EXERCISE BRIEF
Wherever "JSON" appears in the records below, copy the line that holds it.

SOURCE DATA

[Start of section]

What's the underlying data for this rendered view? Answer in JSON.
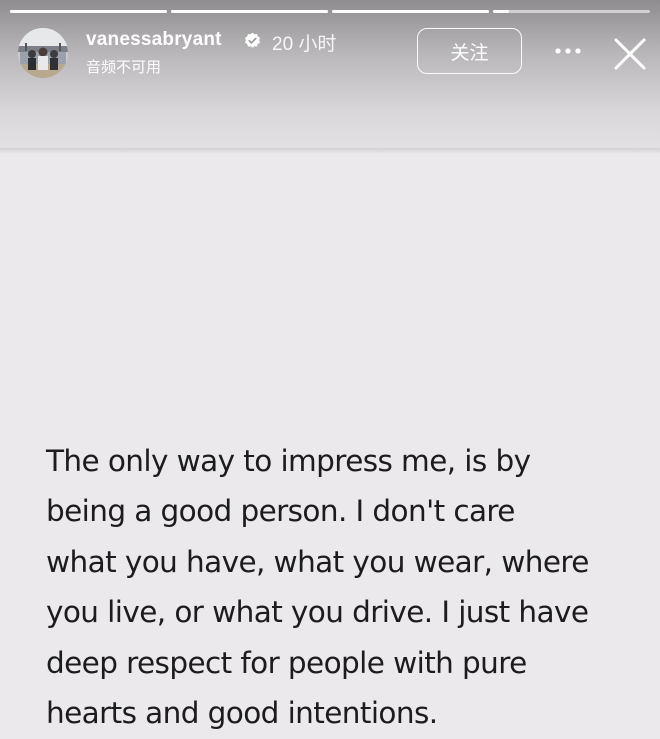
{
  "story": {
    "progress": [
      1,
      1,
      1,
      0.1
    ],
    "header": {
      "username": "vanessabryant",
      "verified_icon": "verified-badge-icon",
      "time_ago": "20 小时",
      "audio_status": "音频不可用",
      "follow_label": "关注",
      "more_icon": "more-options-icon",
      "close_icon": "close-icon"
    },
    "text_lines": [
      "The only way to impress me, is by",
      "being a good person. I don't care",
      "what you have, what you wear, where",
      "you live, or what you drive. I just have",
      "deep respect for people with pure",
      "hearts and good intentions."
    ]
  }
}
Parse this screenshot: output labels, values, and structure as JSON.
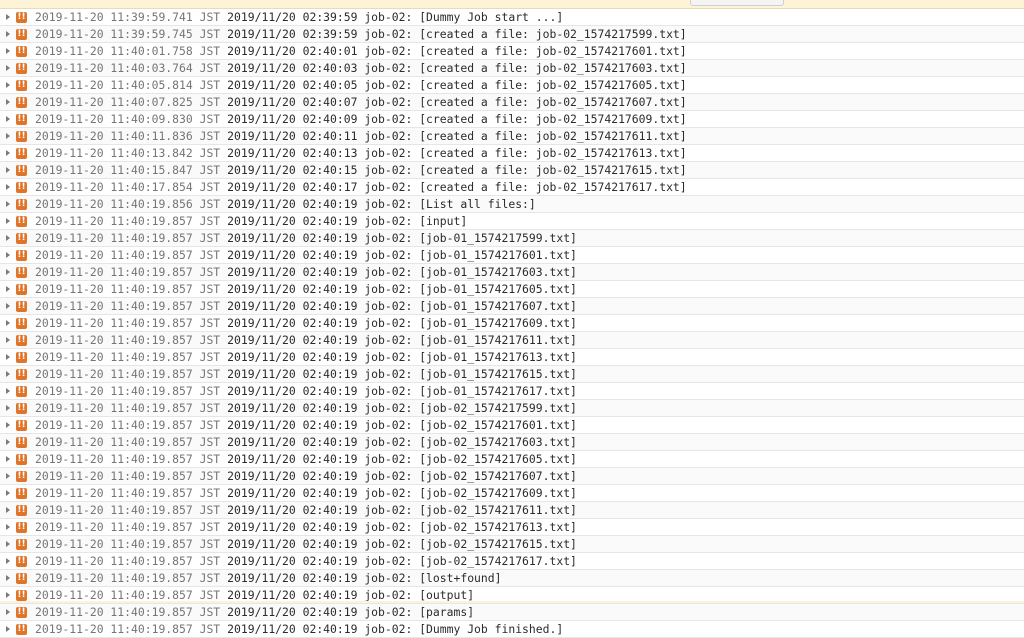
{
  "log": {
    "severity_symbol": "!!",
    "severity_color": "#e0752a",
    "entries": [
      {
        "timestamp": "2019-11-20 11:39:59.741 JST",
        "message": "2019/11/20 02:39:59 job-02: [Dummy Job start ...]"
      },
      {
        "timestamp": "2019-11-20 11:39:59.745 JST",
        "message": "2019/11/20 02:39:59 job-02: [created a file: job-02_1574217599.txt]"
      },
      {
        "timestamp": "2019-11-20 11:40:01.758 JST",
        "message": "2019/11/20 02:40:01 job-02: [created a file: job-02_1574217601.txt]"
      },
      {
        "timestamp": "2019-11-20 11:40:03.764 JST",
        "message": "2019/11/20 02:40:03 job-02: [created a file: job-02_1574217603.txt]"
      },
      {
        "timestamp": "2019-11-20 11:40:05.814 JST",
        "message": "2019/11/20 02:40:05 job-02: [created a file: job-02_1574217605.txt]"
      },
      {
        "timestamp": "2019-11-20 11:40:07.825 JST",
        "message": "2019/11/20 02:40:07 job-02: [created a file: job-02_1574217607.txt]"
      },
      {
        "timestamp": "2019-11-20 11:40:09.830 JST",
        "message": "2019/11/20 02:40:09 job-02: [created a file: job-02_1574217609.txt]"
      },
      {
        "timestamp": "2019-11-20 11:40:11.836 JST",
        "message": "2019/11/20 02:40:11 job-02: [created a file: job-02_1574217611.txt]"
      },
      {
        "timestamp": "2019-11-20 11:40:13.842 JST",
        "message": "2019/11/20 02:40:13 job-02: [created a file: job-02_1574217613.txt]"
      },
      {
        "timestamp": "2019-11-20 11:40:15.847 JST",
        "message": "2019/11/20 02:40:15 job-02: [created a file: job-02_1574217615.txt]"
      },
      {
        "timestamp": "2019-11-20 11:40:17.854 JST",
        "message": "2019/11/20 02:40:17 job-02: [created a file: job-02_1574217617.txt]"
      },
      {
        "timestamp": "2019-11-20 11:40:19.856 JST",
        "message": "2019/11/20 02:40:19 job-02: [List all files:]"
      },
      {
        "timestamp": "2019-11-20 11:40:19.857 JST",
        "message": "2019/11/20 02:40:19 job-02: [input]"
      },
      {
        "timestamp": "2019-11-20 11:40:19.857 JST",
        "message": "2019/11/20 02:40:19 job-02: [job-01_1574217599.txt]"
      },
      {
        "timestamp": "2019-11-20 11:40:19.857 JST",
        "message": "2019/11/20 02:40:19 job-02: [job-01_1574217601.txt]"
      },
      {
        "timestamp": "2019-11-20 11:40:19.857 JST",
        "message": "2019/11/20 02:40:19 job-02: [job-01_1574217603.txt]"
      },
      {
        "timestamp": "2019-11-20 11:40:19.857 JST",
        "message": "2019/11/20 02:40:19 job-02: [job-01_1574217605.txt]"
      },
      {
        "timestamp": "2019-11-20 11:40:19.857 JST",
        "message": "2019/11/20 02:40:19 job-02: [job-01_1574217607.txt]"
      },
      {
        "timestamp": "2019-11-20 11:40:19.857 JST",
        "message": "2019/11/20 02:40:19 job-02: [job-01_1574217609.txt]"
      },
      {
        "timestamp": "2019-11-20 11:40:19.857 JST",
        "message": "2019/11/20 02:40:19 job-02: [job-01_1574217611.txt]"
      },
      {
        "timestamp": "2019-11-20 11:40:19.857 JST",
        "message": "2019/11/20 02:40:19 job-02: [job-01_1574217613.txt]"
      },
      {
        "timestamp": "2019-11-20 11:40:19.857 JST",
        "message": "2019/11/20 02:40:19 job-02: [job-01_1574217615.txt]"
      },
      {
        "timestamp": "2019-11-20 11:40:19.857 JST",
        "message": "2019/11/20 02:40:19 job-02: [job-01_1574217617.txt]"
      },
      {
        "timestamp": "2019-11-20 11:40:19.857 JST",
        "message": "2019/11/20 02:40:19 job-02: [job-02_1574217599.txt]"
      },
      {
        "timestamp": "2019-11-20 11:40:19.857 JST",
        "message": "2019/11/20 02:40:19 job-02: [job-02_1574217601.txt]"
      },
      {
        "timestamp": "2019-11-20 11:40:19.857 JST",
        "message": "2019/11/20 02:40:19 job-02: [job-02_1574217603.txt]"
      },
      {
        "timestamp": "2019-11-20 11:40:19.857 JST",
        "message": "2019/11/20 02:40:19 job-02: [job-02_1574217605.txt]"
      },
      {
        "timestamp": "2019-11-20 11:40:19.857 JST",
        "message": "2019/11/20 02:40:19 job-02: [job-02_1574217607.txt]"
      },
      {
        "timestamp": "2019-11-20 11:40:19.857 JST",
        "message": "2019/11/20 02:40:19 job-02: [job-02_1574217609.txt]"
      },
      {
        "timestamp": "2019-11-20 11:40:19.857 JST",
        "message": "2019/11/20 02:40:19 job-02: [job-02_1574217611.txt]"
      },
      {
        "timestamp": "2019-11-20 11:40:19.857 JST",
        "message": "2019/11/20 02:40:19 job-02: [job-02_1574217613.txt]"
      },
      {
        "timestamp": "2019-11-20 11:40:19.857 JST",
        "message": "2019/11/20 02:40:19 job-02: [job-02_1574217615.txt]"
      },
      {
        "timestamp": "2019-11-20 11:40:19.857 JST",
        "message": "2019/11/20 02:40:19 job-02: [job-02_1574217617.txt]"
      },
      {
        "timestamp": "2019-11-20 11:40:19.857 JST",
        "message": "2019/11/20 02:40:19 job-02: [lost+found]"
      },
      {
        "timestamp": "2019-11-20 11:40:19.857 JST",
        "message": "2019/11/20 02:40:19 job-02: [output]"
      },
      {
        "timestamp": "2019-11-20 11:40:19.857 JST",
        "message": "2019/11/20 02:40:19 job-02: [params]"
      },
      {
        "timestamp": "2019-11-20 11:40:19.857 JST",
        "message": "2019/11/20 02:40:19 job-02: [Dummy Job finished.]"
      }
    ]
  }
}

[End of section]
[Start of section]

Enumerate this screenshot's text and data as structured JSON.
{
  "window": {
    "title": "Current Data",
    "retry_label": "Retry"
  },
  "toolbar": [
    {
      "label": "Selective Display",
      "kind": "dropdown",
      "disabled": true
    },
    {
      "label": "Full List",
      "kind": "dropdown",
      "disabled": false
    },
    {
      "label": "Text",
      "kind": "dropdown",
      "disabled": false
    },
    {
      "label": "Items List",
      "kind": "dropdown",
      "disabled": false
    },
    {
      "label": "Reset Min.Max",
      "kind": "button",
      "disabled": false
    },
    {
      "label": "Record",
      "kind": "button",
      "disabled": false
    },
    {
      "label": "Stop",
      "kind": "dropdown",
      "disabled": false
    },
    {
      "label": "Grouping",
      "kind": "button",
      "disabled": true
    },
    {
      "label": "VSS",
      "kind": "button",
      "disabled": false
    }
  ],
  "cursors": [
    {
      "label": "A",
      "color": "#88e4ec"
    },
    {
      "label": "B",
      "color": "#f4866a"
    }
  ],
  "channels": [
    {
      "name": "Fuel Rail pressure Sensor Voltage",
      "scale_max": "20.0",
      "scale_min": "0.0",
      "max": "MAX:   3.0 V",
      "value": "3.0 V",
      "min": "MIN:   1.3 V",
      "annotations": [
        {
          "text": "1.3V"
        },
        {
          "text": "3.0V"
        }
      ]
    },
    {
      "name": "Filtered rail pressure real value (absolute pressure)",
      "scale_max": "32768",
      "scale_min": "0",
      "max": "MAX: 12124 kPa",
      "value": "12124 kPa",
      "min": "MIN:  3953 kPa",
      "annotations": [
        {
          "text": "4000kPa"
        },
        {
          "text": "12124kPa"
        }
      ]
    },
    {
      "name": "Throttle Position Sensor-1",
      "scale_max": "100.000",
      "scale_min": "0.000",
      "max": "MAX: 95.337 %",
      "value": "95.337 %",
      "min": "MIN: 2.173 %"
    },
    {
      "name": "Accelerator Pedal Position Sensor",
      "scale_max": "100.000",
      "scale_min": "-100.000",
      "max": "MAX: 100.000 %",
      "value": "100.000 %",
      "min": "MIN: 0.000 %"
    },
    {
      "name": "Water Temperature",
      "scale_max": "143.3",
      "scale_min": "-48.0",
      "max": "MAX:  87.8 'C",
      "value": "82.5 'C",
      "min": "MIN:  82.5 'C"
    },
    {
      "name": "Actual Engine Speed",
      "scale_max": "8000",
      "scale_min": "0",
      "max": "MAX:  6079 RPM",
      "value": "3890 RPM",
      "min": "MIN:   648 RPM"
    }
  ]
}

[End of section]
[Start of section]

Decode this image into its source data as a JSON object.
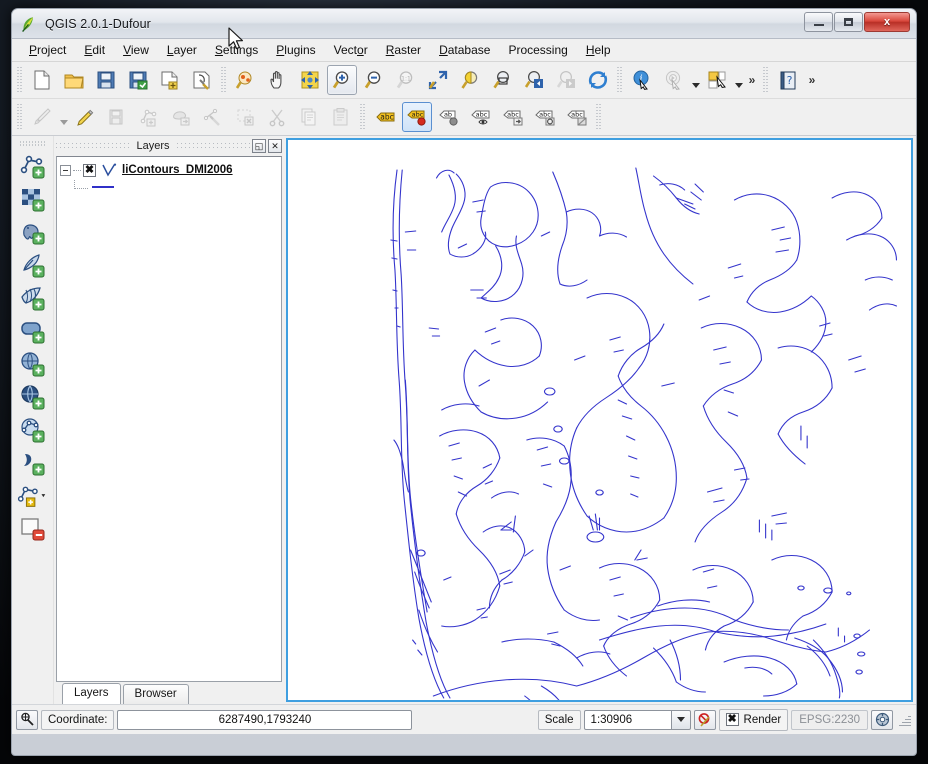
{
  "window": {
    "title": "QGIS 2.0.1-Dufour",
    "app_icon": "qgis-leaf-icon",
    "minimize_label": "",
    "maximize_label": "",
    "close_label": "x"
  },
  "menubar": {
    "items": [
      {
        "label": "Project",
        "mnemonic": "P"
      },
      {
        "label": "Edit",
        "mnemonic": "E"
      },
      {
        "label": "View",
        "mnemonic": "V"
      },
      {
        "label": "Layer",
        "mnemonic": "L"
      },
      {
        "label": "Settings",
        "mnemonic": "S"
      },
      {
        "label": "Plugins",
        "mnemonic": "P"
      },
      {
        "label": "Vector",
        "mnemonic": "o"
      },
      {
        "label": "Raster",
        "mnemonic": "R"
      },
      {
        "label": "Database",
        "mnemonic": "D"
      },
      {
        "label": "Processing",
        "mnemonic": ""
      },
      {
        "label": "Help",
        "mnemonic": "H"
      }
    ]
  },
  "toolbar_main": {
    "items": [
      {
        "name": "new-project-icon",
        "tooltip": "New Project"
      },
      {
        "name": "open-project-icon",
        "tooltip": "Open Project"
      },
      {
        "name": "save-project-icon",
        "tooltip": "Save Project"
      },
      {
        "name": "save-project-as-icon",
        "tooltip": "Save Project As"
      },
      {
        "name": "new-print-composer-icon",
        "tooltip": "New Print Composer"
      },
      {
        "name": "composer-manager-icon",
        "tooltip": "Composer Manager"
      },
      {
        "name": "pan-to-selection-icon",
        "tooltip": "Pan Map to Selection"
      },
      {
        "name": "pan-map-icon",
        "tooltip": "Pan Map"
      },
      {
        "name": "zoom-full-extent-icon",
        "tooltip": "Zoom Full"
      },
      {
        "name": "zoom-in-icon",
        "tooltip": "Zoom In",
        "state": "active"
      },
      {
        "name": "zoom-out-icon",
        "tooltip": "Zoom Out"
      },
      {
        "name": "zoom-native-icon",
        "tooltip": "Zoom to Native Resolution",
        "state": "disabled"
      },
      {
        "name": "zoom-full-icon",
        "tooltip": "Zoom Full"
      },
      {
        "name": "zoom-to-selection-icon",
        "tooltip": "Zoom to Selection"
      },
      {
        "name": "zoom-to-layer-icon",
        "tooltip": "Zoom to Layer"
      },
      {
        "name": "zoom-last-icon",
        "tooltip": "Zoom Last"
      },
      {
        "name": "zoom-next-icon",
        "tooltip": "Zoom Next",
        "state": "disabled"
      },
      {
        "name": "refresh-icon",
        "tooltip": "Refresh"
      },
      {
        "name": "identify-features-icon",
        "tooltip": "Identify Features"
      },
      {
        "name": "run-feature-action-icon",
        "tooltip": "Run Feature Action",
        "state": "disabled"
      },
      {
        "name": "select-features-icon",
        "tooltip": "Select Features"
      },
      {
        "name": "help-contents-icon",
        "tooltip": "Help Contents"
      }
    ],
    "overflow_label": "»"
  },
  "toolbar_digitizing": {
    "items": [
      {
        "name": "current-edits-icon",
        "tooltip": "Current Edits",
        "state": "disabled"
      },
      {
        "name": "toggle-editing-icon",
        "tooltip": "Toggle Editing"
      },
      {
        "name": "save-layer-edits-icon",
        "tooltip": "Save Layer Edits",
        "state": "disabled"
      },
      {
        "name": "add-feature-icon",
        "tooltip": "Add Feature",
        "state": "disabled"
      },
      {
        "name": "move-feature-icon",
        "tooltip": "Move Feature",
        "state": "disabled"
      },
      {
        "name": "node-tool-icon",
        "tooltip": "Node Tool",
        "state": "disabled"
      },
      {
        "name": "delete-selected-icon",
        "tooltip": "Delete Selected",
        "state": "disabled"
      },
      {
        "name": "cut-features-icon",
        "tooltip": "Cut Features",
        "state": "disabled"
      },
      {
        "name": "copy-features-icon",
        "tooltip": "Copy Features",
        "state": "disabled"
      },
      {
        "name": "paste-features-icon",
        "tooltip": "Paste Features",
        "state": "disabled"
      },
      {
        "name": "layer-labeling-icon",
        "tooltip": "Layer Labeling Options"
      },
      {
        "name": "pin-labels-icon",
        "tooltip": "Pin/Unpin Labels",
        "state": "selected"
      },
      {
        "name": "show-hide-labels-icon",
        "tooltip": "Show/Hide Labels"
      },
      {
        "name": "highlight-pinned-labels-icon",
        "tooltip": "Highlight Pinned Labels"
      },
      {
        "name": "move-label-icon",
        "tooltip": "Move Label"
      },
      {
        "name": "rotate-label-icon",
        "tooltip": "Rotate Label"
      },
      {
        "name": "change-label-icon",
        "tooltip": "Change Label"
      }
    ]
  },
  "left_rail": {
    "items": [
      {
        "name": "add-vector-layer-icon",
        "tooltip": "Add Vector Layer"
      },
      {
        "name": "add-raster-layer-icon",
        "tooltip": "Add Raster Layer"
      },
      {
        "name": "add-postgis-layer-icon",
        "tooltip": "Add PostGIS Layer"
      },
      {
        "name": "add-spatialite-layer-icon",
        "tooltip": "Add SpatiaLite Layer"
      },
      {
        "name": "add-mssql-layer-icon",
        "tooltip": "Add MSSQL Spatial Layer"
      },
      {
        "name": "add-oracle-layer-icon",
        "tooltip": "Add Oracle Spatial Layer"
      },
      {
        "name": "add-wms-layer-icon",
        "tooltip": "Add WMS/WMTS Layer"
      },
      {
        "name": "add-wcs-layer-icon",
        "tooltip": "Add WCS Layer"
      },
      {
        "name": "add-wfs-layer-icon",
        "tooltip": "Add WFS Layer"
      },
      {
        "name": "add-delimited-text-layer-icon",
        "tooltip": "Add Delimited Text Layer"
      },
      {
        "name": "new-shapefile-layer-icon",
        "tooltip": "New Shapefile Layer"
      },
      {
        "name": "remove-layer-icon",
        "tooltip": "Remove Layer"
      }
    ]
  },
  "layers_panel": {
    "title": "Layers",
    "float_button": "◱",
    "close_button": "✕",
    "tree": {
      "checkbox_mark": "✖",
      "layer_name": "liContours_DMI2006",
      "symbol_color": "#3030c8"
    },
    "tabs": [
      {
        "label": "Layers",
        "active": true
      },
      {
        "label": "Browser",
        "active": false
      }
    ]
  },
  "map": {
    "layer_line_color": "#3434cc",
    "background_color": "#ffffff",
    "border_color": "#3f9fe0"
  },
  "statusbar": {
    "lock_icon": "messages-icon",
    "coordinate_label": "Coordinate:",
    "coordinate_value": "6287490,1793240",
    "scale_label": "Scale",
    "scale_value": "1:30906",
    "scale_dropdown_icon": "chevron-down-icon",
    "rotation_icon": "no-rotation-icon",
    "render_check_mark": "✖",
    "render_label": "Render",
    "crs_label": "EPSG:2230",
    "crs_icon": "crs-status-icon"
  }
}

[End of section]

SOLUTION TO THE PROBLEM
What's the underlying data for this rendered view? Answer in JSON.
Parse this screenshot: output labels, values, and structure as JSON.
Enumerate this screenshot's text and data as structured JSON.
Decode this image into its source data as a JSON object.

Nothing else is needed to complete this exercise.